▶ _Work to be completed_
Restate the records in full, so that each line matches the original exactly.

▶ _Information given_

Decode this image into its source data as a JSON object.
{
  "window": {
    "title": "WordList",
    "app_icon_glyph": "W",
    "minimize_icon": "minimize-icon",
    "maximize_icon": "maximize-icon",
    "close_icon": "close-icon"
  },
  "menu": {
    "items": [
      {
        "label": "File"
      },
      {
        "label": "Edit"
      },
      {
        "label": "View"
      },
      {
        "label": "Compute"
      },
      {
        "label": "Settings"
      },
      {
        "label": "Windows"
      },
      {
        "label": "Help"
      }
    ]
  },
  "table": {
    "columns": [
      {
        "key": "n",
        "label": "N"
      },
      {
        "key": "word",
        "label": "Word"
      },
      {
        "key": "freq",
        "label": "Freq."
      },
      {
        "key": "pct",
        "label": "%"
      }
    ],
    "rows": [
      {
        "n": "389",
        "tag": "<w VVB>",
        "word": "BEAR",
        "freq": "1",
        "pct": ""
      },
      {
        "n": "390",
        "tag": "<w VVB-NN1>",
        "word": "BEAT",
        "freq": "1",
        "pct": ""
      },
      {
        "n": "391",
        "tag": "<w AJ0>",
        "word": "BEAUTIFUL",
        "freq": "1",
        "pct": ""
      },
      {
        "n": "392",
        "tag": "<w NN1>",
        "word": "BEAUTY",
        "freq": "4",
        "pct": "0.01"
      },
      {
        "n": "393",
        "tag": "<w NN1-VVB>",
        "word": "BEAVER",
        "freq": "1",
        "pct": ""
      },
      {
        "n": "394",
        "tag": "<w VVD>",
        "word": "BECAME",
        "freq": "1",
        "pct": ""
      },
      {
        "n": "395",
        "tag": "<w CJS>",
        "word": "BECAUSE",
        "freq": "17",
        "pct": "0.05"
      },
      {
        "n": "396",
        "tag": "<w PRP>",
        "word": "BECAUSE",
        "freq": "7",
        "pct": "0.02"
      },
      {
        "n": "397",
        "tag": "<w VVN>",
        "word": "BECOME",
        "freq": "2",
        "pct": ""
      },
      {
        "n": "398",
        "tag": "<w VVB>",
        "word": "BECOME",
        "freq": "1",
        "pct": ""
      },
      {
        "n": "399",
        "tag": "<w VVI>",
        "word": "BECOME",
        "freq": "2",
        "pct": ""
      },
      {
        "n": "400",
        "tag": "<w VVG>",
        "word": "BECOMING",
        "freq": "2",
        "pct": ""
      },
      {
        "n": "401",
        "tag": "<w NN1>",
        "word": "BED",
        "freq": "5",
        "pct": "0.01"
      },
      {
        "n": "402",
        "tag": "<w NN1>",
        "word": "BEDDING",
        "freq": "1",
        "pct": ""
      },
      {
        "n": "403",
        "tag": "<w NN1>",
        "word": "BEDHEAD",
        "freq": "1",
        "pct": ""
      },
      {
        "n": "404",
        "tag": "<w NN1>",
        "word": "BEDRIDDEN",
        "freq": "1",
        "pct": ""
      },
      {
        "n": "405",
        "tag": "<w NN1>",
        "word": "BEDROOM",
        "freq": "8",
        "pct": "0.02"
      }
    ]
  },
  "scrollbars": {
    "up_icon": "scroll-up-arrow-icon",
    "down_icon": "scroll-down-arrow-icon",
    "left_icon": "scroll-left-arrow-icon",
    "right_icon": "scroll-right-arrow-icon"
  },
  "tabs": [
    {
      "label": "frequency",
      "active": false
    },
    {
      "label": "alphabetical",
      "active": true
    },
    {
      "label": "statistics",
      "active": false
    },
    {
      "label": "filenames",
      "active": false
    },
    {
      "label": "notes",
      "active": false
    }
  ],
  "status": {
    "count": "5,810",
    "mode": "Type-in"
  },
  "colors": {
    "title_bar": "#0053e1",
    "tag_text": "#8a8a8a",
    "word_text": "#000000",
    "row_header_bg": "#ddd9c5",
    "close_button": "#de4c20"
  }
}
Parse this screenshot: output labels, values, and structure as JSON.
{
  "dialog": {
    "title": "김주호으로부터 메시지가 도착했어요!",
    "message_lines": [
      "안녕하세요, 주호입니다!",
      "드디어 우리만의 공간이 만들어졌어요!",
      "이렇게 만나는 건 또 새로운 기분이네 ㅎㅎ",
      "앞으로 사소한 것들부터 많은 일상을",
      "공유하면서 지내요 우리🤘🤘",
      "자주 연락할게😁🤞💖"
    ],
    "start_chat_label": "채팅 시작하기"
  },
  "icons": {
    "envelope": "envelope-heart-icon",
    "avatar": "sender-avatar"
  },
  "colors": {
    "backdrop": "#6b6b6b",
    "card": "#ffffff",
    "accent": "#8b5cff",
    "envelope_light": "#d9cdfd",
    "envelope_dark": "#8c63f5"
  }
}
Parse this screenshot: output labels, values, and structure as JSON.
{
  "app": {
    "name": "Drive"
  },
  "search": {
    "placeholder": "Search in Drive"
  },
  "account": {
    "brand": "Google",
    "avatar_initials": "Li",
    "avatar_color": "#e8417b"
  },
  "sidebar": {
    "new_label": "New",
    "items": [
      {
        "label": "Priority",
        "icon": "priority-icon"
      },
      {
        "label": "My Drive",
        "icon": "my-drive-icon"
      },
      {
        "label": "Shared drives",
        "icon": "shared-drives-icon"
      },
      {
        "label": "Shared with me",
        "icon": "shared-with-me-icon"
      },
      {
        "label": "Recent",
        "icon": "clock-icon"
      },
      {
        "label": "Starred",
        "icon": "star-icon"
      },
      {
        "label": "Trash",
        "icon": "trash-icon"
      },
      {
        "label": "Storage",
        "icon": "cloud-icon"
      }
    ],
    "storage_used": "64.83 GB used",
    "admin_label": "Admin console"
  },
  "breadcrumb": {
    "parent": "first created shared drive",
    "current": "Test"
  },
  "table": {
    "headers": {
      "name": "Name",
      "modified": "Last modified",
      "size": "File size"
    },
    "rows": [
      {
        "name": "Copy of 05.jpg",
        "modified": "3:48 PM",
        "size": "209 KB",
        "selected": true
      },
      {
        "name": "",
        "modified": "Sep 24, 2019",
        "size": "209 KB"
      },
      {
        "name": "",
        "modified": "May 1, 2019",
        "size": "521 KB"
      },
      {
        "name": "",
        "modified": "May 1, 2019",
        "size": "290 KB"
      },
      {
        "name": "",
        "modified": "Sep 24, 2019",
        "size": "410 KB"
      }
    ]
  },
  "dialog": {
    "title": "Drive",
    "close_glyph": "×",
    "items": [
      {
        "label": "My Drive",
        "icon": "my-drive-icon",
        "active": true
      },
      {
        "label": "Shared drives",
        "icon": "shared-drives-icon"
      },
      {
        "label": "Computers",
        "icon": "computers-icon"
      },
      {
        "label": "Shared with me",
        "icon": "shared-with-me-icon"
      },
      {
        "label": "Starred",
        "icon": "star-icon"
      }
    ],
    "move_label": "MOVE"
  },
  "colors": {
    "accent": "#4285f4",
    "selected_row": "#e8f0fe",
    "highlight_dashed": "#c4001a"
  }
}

▶ _Answer to this task_
Decode this image into its source data as a JSON object.
{
  "window": {
    "title": "WordList",
    "app_icon_glyph": "W",
    "minimize_icon": "minimize-icon",
    "maximize_icon": "maximize-icon",
    "close_icon": "close-icon"
  },
  "menu": {
    "items": [
      {
        "label": "File"
      },
      {
        "label": "Edit"
      },
      {
        "label": "View"
      },
      {
        "label": "Compute"
      },
      {
        "label": "Settings"
      },
      {
        "label": "Windows"
      },
      {
        "label": "Help"
      }
    ]
  },
  "table": {
    "columns": [
      {
        "key": "n",
        "label": "N"
      },
      {
        "key": "word",
        "label": "Word"
      },
      {
        "key": "freq",
        "label": "Freq."
      },
      {
        "key": "pct",
        "label": "%"
      }
    ],
    "rows": [
      {
        "n": "389",
        "tag": "<w VVB>",
        "word": "BEAR",
        "freq": "1",
        "pct": ""
      },
      {
        "n": "390",
        "tag": "<w VVB-NN1>",
        "word": "BEAT",
        "freq": "1",
        "pct": ""
      },
      {
        "n": "391",
        "tag": "<w AJ0>",
        "word": "BEAUTIFUL",
        "freq": "1",
        "pct": ""
      },
      {
        "n": "392",
        "tag": "<w NN1>",
        "word": "BEAUTY",
        "freq": "4",
        "pct": "0.01"
      },
      {
        "n": "393",
        "tag": "<w NN1-VVB>",
        "word": "BEAVER",
        "freq": "1",
        "pct": ""
      },
      {
        "n": "394",
        "tag": "<w VVD>",
        "word": "BECAME",
        "freq": "1",
        "pct": ""
      },
      {
        "n": "395",
        "tag": "<w CJS>",
        "word": "BECAUSE",
        "freq": "17",
        "pct": "0.05"
      },
      {
        "n": "396",
        "tag": "<w PRP>",
        "word": "BECAUSE",
        "freq": "7",
        "pct": "0.02"
      },
      {
        "n": "397",
        "tag": "<w VVN>",
        "word": "BECOME",
        "freq": "2",
        "pct": ""
      },
      {
        "n": "398",
        "tag": "<w VVB>",
        "word": "BECOME",
        "freq": "1",
        "pct": ""
      },
      {
        "n": "399",
        "tag": "<w VVI>",
        "word": "BECOME",
        "freq": "2",
        "pct": ""
      },
      {
        "n": "400",
        "tag": "<w VVG>",
        "word": "BECOMING",
        "freq": "2",
        "pct": ""
      },
      {
        "n": "401",
        "tag": "<w NN1>",
        "word": "BED",
        "freq": "5",
        "pct": "0.01"
      },
      {
        "n": "402",
        "tag": "<w NN1>",
        "word": "BEDDING",
        "freq": "1",
        "pct": ""
      },
      {
        "n": "403",
        "tag": "<w NN1>",
        "word": "BEDHEAD",
        "freq": "1",
        "pct": ""
      },
      {
        "n": "404",
        "tag": "<w NN1>",
        "word": "BEDRIDDEN",
        "freq": "1",
        "pct": ""
      },
      {
        "n": "405",
        "tag": "<w NN1>",
        "word": "BEDROOM",
        "freq": "8",
        "pct": "0.02"
      }
    ]
  },
  "scrollbars": {
    "up_icon": "scroll-up-arrow-icon",
    "down_icon": "scroll-down-arrow-icon",
    "left_icon": "scroll-left-arrow-icon",
    "right_icon": "scroll-right-arrow-icon"
  },
  "tabs": [
    {
      "label": "frequency",
      "active": false
    },
    {
      "label": "alphabetical",
      "active": true
    },
    {
      "label": "statistics",
      "active": false
    },
    {
      "label": "filenames",
      "active": false
    },
    {
      "label": "notes",
      "active": false
    }
  ],
  "status": {
    "count": "5,810",
    "mode": "Type-in"
  },
  "colors": {
    "title_bar": "#0053e1",
    "tag_text": "#8a8a8a",
    "word_text": "#000000",
    "row_header_bg": "#ddd9c5",
    "close_button": "#de4c20"
  }
}
Parse this screenshot: output labels, values, and structure as JSON.
{
  "dialog": {
    "title": "김주호으로부터 메시지가 도착했어요!",
    "message_lines": [
      "안녕하세요, 주호입니다!",
      "드디어 우리만의 공간이 만들어졌어요!",
      "이렇게 만나는 건 또 새로운 기분이네 ㅎㅎ",
      "앞으로 사소한 것들부터 많은 일상을",
      "공유하면서 지내요 우리🤘🤘",
      "자주 연락할게😁🤞💖"
    ],
    "start_chat_label": "채팅 시작하기"
  },
  "icons": {
    "envelope": "envelope-heart-icon",
    "avatar": "sender-avatar"
  },
  "colors": {
    "backdrop": "#6b6b6b",
    "card": "#ffffff",
    "accent": "#8b5cff",
    "envelope_light": "#d9cdfd",
    "envelope_dark": "#8c63f5"
  }
}
Parse this screenshot: output labels, values, and structure as JSON.
{
  "app": {
    "name": "Drive"
  },
  "search": {
    "placeholder": "Search in Drive"
  },
  "account": {
    "brand": "Google",
    "avatar_initials": "Li",
    "avatar_color": "#e8417b"
  },
  "sidebar": {
    "new_label": "New",
    "items": [
      {
        "label": "Priority",
        "icon": "priority-icon"
      },
      {
        "label": "My Drive",
        "icon": "my-drive-icon"
      },
      {
        "label": "Shared drives",
        "icon": "shared-drives-icon"
      },
      {
        "label": "Shared with me",
        "icon": "shared-with-me-icon"
      },
      {
        "label": "Recent",
        "icon": "clock-icon"
      },
      {
        "label": "Starred",
        "icon": "star-icon"
      },
      {
        "label": "Trash",
        "icon": "trash-icon"
      },
      {
        "label": "Storage",
        "icon": "cloud-icon"
      }
    ],
    "storage_used": "64.83 GB used",
    "admin_label": "Admin console"
  },
  "breadcrumb": {
    "parent": "first created shared drive",
    "current": "Test"
  },
  "table": {
    "headers": {
      "name": "Name",
      "modified": "Last modified",
      "size": "File size"
    },
    "rows": [
      {
        "name": "Copy of 05.jpg",
        "modified": "3:48 PM",
        "size": "209 KB",
        "selected": true
      },
      {
        "name": "",
        "modified": "Sep 24, 2019",
        "size": "209 KB"
      },
      {
        "name": "",
        "modified": "May 1, 2019",
        "size": "521 KB"
      },
      {
        "name": "",
        "modified": "May 1, 2019",
        "size": "290 KB"
      },
      {
        "name": "",
        "modified": "Sep 24, 2019",
        "size": "410 KB"
      }
    ]
  },
  "dialog": {
    "title": "Drive",
    "close_glyph": "×",
    "items": [
      {
        "label": "My Drive",
        "icon": "my-drive-icon",
        "active": true
      },
      {
        "label": "Shared drives",
        "icon": "shared-drives-icon"
      },
      {
        "label": "Computers",
        "icon": "computers-icon"
      },
      {
        "label": "Shared with me",
        "icon": "shared-with-me-icon"
      },
      {
        "label": "Starred",
        "icon": "star-icon"
      }
    ],
    "move_label": "MOVE"
  },
  "colors": {
    "accent": "#4285f4",
    "selected_row": "#e8f0fe",
    "highlight_dashed": "#c4001a"
  }
}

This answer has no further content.